About this task: Restate the lines exactly, starting at the line that contains "Serialize everything readable" and finishing with the final line of the records.

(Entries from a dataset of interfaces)
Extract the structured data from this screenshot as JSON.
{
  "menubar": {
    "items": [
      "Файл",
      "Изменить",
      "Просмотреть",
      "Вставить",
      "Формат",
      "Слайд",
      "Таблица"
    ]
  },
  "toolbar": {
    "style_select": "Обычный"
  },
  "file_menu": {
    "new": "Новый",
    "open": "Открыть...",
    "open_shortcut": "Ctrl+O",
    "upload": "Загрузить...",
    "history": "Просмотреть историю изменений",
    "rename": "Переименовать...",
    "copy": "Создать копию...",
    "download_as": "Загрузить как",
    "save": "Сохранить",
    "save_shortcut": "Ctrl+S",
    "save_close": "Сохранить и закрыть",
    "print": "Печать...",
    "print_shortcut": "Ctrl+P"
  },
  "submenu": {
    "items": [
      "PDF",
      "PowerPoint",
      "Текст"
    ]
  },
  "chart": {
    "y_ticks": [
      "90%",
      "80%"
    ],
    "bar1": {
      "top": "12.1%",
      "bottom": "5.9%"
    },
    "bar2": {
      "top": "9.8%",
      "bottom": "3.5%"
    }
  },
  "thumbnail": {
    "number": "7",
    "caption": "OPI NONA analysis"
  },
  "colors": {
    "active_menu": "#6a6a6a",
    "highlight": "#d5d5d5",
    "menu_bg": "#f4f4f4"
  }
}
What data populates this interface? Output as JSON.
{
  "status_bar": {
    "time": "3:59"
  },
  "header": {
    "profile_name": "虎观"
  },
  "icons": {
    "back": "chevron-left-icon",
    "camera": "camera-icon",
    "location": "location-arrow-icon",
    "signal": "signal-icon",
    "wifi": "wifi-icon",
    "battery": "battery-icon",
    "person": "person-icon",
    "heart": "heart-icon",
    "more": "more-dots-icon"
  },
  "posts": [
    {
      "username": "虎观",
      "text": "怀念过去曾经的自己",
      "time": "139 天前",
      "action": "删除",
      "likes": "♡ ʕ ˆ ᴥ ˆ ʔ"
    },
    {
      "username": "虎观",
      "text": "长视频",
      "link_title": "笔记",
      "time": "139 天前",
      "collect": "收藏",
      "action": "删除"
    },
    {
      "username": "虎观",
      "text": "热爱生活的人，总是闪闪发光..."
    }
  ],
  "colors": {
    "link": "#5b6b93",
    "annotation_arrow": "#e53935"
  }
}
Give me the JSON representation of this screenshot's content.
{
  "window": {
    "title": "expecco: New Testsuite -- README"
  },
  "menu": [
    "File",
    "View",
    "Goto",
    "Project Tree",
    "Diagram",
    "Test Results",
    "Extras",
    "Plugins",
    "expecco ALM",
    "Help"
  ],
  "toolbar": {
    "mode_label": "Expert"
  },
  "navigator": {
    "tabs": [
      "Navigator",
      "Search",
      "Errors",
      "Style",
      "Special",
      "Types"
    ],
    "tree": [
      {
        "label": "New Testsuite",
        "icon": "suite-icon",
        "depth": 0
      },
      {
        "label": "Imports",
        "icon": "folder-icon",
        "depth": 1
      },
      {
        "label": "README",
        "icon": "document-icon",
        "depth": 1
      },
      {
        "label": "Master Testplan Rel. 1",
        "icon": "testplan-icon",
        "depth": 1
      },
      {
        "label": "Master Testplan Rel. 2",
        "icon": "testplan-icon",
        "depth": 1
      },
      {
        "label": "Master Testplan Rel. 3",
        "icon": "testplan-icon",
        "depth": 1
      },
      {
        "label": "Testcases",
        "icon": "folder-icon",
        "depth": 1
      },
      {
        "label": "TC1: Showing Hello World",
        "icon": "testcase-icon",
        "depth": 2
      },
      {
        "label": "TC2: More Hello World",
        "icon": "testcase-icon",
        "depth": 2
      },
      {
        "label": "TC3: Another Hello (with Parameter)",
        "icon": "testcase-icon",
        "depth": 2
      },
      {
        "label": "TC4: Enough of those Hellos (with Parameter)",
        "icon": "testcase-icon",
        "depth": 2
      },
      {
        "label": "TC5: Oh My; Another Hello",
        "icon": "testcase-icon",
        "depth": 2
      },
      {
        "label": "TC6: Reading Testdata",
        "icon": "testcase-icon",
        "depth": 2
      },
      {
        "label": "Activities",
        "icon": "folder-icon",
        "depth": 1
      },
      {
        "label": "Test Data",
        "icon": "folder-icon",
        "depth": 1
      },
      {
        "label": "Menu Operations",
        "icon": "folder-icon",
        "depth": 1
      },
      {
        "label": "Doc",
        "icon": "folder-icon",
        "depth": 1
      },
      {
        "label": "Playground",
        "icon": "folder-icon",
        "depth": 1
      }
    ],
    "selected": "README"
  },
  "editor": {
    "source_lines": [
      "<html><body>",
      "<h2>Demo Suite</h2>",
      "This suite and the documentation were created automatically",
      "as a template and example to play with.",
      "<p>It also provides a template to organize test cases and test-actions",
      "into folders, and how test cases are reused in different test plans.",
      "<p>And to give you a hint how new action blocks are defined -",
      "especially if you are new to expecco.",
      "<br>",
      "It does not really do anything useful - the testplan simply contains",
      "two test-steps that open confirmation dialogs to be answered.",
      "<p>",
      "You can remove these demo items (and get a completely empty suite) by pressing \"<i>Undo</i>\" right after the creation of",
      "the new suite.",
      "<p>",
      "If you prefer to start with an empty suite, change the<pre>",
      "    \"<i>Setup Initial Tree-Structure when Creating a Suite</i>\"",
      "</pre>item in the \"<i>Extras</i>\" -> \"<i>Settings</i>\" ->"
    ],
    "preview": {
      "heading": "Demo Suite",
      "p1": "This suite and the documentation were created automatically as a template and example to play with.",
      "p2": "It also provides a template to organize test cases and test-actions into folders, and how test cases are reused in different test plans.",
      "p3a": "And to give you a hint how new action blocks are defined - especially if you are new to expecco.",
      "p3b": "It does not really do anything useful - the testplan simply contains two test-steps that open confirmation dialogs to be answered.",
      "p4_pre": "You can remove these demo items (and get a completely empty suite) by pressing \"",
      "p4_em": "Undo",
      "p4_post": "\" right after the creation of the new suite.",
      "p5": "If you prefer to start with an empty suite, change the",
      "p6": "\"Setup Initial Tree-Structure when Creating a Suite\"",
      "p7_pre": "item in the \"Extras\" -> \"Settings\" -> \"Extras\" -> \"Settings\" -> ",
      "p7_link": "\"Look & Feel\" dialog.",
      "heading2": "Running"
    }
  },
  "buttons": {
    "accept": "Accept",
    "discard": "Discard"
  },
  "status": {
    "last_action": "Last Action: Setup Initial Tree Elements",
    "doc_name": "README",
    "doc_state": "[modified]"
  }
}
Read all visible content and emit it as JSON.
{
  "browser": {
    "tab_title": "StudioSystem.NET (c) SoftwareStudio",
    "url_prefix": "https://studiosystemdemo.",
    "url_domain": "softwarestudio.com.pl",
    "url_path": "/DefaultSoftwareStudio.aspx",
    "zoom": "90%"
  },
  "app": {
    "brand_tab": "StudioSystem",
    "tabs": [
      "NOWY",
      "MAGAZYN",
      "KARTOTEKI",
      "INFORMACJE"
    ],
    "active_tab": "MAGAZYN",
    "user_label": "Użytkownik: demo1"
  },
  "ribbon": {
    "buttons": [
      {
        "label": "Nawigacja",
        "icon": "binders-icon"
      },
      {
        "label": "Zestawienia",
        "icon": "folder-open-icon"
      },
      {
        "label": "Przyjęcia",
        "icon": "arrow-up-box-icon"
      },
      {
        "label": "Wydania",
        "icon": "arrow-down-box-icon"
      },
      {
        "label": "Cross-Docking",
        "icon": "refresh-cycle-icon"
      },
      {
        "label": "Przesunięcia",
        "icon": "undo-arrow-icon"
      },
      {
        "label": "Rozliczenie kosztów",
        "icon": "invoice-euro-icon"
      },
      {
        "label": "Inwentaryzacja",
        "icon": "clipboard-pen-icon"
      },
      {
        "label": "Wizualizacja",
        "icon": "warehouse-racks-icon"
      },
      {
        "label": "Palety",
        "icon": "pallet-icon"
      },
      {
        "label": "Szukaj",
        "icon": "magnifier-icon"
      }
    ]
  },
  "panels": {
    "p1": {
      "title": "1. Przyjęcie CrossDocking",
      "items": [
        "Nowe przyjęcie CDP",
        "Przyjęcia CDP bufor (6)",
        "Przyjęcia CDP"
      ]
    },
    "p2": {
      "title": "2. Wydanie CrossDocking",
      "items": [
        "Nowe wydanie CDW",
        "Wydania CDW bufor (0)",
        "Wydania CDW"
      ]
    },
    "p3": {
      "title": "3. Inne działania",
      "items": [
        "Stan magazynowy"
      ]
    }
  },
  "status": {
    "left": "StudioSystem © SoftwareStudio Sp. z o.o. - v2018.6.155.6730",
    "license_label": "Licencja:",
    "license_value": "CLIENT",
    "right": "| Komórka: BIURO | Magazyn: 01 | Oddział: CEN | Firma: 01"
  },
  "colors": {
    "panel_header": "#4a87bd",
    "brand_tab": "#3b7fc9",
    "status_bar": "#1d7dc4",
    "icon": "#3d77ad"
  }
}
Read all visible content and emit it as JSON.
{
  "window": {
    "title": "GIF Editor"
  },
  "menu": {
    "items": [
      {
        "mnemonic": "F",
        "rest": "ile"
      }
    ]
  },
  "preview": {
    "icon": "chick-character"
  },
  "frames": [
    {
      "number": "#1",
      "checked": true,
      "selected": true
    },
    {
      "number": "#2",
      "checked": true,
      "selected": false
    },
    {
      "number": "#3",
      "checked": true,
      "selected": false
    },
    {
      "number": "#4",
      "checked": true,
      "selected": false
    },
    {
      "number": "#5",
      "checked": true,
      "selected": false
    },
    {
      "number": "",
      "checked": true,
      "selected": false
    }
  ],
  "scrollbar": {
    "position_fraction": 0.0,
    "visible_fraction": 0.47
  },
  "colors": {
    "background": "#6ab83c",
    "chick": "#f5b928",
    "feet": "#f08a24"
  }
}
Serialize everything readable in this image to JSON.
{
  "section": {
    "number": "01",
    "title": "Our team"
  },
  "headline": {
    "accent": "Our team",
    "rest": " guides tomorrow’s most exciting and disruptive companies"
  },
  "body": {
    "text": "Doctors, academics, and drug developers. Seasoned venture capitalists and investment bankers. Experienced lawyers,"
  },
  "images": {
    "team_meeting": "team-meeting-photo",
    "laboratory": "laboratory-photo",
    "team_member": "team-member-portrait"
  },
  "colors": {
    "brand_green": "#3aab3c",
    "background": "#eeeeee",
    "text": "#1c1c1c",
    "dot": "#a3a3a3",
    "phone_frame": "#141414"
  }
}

Reply:
Serialize everything readable in this image to JSON.
{
  "section": {
    "number": "01",
    "title": "Our team"
  },
  "headline": {
    "accent": "Our team",
    "rest": " guides tomorrow’s most exciting and disruptive companies"
  },
  "body": {
    "text": "Doctors, academics, and drug developers. Seasoned venture capitalists and investment bankers. Experienced lawyers,"
  },
  "images": {
    "team_meeting": "team-meeting-photo",
    "laboratory": "laboratory-photo",
    "team_member": "team-member-portrait"
  },
  "colors": {
    "brand_green": "#3aab3c",
    "background": "#eeeeee",
    "text": "#1c1c1c",
    "dot": "#a3a3a3",
    "phone_frame": "#141414"
  }
}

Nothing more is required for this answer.